* **Task prompt**
Whatever lies between the line that holds "Serialize everything readable" and the final line of the records below, both included, should be repeated exactly; leave out the pictures and add nothing.

Component data from apps and pages
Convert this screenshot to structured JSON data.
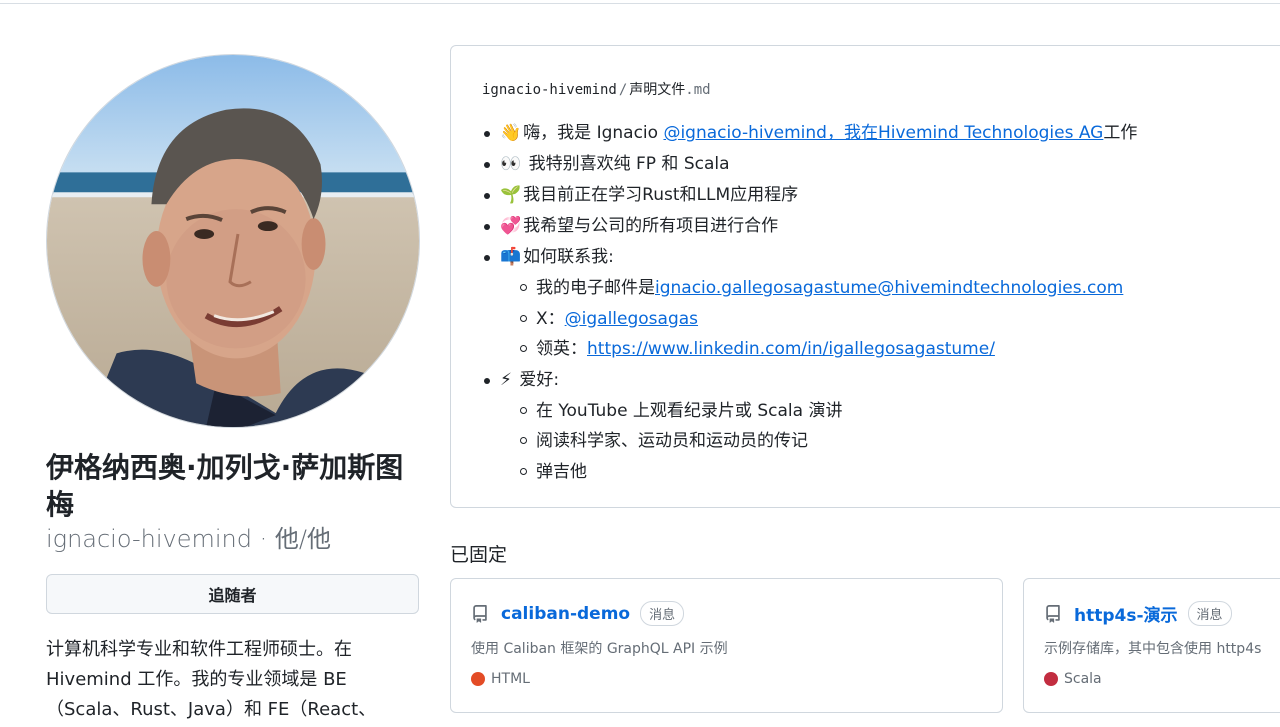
{
  "profile": {
    "full_name": "伊格纳西奥·加列戈·萨加斯图梅",
    "login": "ignacio-hivemind",
    "pronouns": "他/他",
    "separator": " · ",
    "follow_label": "追随者",
    "bio": "计算机科学专业和软件工程师硕士。在 Hivemind 工作。我的专业领域是 BE （Scala、Rust、Java）和 FE（React、"
  },
  "readme": {
    "path_user": "ignacio-hivemind",
    "path_sep": "/",
    "path_file": "声明文件",
    "path_ext": ".md",
    "items": [
      {
        "emoji": "👋",
        "text": "嗨，我是 Ignacio ",
        "link": "@ignacio-hivemind，我在Hivemind Technologies AG",
        "suffix": "工作"
      },
      {
        "emoji": "👀",
        "text": " 我特别喜欢纯 FP 和 Scala"
      },
      {
        "emoji": "🌱",
        "text": "我目前正在学习Rust和LLM应用程序"
      },
      {
        "emoji": "💞",
        "text": "我希望与公司的所有项目进行合作"
      },
      {
        "emoji": "📫",
        "text": "如何联系我:"
      },
      {
        "emoji": "⚡",
        "text": " 爱好:"
      }
    ],
    "contact": [
      {
        "text": "我的电子邮件是",
        "link": "ignacio.gallegosagastume@hivemindtechnologies.com"
      },
      {
        "text": "X：",
        "link": "@igallegosagas"
      },
      {
        "text": "领英：",
        "link": "https://www.linkedin.com/in/igallegosagastume/"
      }
    ],
    "hobbies": [
      "在 YouTube 上观看纪录片或 Scala 演讲",
      "阅读科学家、运动员和运动员的传记",
      "弹吉他"
    ]
  },
  "pinned": {
    "title": "已固定",
    "repos": [
      {
        "name": "caliban-demo",
        "badge": "消息",
        "description": "使用 Caliban 框架的 GraphQL API 示例",
        "language": "HTML",
        "lang_color": "#e34c26"
      },
      {
        "name": "http4s-演示",
        "badge": "消息",
        "description": "示例存储库，其中包含使用 http4s",
        "language": "Scala",
        "lang_color": "#c22d40"
      }
    ]
  },
  "icons": {
    "repo": "repo-icon"
  }
}
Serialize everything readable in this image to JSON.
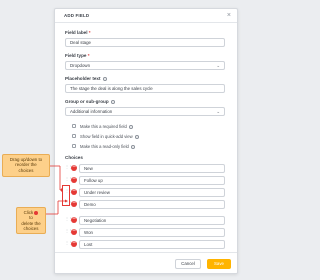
{
  "dialog": {
    "title": "ADD FIELD",
    "close_glyph": "×"
  },
  "fields": {
    "label_caption": "Field label",
    "label_required": "*",
    "label_value": "Deal stage",
    "type_caption": "Field type",
    "type_required": "*",
    "type_value": "Dropdown",
    "placeholder_caption": "Placeholder text",
    "placeholder_value": "The stage the deal is along the sales cycle",
    "group_caption": "Group or sub-group",
    "group_value": "Additional information",
    "chevron_glyph": "⌄"
  },
  "options": [
    {
      "label": "Make this a required field",
      "info": true
    },
    {
      "label": "Show field in quick-add view",
      "info": true
    },
    {
      "label": "Make this a read-only field",
      "info": true
    }
  ],
  "choices_caption": "Choices",
  "choices": [
    "New",
    "Follow up",
    "Under review",
    "Demo",
    "Negotiation",
    "Won",
    "Lost"
  ],
  "footer": {
    "cancel_label": "Cancel",
    "save_label": "Save"
  },
  "annotations": {
    "reorder_lines": [
      "Drag up/down to",
      "reorder the",
      "choices"
    ],
    "delete_lines": [
      "Click",
      "to",
      "delete the",
      "choices"
    ]
  },
  "colors": {
    "accent": "#ffb400",
    "delete": "#e53935",
    "callout_fill": "#fdd08a"
  }
}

* **Output**
Serialize everything readable in this image to JSON.
{
  "dialog": {
    "title": "ADD FIELD",
    "close_glyph": "×"
  },
  "fields": {
    "label_caption": "Field label",
    "label_required": "*",
    "label_value": "Deal stage",
    "type_caption": "Field type",
    "type_required": "*",
    "type_value": "Dropdown",
    "placeholder_caption": "Placeholder text",
    "placeholder_value": "The stage the deal is along the sales cycle",
    "group_caption": "Group or sub-group",
    "group_value": "Additional information",
    "chevron_glyph": "⌄"
  },
  "options": [
    {
      "label": "Make this a required field",
      "info": true
    },
    {
      "label": "Show field in quick-add view",
      "info": true
    },
    {
      "label": "Make this a read-only field",
      "info": true
    }
  ],
  "choices_caption": "Choices",
  "choices": [
    "New",
    "Follow up",
    "Under review",
    "Demo",
    "Negotiation",
    "Won",
    "Lost"
  ],
  "footer": {
    "cancel_label": "Cancel",
    "save_label": "Save"
  },
  "annotations": {
    "reorder_lines": [
      "Drag up/down to",
      "reorder the",
      "choices"
    ],
    "delete_lines": [
      "Click",
      "to",
      "delete the",
      "choices"
    ]
  },
  "colors": {
    "accent": "#ffb400",
    "delete": "#e53935",
    "callout_fill": "#fdd08a"
  }
}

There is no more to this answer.